The red-white-and-blue reappears when a fragment of the Kaiser, with his great clenched fist, is carried away to the sound of a Russian revolutionary song. In a different sequence, we learn that, in fact, our Eastern neighbours currently supply bronze for casting monumental sculptures at very reasonable prices.
2. Sound recordings from a film made in Nazi Germany "celebrate" the victors of 1871, and its architect, Bismarck, the founder of German Unity. Then, in 1953, Theodor Heuss, the post-war Republic´s first President [ tr.], dedicates the rump of the now Kaiser-less Deutsches Eck as a "monument to German unity".
Lines, number and letter marks identifying the different sections of the sculpture are combined with a spocken text passage on the correlation of war and cinema, and so become sketches for strategic operational plans and fronts.
...and saw what should be done... is a masterpiece of ironical refraction which constantly challenges the truth of the images shown. The film-maker´s investigatory tools include quotations from his own work: watching the craftsmen climbing the scaffolded monument, one might easily be watching the ascent of some "Holy Mount" out of an Arnold Fanck film. It is accompanied by the hero-making incidental sounds of wind from Paramount , another film by Sachs.
All this bustle of construction and dismantling is dotted with moments of satire, such as during short breaks, when the otherwise ever-busy craftsmen suddenly stand around as if helpless.- Just what are we doing here?
Then, there is the generous donor of the restored monument, shown alongside the reconstructed Kaiser - the generous benefactor who did not, in fact, live to see his triumph in place.
Or the art-collecting, museum-endowing chocolate-factory owner, explicitly avowing his support for this feat of German cultural initiative and so exposing himself publicly of his own free will.
The location transforms tourists into chauvinists unleashed, carnival parades become ridiculous and at once, menacing military marches, whilst pictures of the monument´s inauguration by William II in 1897 ressemble a nationalistic carnival.
It takes only a short montage to open gaping political abysses. We are made aware that the reconstructed Kaiser is to be restored to his pedestal on 2nd September, 1993,123 years to the day since the French humiliation at Sedan on 2nd September 1870.What a jolly slap in the face for our European partner to the West!.
...and saw what should be done.... is no "documentary" in the standard sense. Plainly it is no "feature" either; but neither is it an "experimental film". It defies the received genre categories ( which have outlived their usefulness in any case ).

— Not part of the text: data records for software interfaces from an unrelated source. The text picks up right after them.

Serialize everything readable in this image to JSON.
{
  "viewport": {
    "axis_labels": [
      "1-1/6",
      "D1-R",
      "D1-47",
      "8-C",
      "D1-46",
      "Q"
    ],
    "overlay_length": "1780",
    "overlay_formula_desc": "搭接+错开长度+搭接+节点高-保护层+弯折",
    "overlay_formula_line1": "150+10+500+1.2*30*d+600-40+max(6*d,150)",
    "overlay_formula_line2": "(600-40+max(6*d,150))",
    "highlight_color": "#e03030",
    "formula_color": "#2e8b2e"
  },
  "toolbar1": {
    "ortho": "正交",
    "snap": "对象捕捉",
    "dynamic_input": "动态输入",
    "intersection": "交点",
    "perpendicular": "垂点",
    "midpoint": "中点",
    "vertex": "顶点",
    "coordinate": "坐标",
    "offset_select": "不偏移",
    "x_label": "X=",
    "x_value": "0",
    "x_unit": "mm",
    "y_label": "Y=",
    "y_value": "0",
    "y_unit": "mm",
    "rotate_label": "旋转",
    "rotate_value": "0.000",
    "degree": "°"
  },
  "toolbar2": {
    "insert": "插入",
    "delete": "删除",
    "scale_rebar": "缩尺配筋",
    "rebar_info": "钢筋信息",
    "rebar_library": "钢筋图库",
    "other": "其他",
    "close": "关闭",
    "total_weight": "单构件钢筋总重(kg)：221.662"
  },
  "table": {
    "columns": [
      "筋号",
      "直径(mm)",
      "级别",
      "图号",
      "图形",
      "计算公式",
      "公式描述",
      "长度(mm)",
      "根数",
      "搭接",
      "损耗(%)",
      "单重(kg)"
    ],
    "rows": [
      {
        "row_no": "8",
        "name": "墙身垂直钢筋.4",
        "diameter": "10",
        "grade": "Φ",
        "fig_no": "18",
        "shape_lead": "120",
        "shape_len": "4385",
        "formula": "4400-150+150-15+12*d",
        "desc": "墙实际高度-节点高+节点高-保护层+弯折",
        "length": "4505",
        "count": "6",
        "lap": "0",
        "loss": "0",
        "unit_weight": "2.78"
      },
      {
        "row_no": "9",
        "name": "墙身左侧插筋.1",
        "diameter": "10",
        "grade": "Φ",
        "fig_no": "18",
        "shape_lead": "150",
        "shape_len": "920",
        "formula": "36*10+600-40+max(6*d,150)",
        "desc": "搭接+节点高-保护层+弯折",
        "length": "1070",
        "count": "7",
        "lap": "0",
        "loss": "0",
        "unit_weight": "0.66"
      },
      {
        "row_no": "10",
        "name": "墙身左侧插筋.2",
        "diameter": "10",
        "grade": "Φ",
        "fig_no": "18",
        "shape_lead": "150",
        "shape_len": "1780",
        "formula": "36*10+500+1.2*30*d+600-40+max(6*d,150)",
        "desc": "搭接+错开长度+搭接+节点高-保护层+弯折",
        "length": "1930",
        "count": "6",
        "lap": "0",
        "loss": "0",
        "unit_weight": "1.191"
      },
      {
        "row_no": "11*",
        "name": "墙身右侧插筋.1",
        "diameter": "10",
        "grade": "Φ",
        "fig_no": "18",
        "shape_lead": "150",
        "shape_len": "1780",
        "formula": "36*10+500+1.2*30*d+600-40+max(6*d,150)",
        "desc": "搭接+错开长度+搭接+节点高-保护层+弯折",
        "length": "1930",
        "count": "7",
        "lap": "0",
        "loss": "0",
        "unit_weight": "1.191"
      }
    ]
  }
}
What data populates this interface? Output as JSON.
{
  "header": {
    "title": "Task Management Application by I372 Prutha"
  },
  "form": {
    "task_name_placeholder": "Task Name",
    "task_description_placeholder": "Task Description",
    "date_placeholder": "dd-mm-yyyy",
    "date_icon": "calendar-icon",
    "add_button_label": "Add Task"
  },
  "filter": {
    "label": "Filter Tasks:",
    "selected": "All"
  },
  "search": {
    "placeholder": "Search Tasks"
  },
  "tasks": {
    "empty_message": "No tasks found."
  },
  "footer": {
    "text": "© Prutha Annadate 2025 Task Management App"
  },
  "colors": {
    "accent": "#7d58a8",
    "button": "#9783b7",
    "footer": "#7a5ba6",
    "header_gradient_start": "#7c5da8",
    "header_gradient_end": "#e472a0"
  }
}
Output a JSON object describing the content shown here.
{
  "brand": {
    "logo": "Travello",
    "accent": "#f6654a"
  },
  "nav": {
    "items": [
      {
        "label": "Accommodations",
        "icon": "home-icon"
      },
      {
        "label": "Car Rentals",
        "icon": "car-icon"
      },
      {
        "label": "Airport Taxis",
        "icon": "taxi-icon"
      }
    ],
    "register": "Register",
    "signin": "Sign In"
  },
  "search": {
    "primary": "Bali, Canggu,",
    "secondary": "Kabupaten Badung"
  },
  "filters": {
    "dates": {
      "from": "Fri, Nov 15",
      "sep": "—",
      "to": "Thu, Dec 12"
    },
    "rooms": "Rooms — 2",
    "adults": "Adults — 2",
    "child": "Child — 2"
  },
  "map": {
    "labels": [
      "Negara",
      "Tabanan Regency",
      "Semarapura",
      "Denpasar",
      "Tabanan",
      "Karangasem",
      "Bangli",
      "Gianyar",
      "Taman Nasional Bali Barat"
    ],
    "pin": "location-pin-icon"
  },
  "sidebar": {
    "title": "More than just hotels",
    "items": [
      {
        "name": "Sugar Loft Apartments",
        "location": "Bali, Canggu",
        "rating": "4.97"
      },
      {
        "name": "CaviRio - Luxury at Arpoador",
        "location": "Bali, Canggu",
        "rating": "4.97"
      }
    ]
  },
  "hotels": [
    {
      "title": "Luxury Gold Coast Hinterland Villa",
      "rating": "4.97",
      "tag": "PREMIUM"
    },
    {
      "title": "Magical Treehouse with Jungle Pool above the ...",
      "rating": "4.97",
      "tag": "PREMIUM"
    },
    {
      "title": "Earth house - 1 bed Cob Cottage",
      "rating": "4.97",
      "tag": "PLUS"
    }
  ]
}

Through its very own cinematic means, ...and saw what should be done ... is a poetic contemplation on our confused idea of history, on a new German nationalism following the opening-up of the East, on restoration and reconstruction. It is also about much more.Last but not least, it is certainly not only a "film about ...", but above all an excellent enjoyment.
The French have a fine mot juste : film d´essai. I´d be most inclined to call Stephan Sachs´s film a "film essay".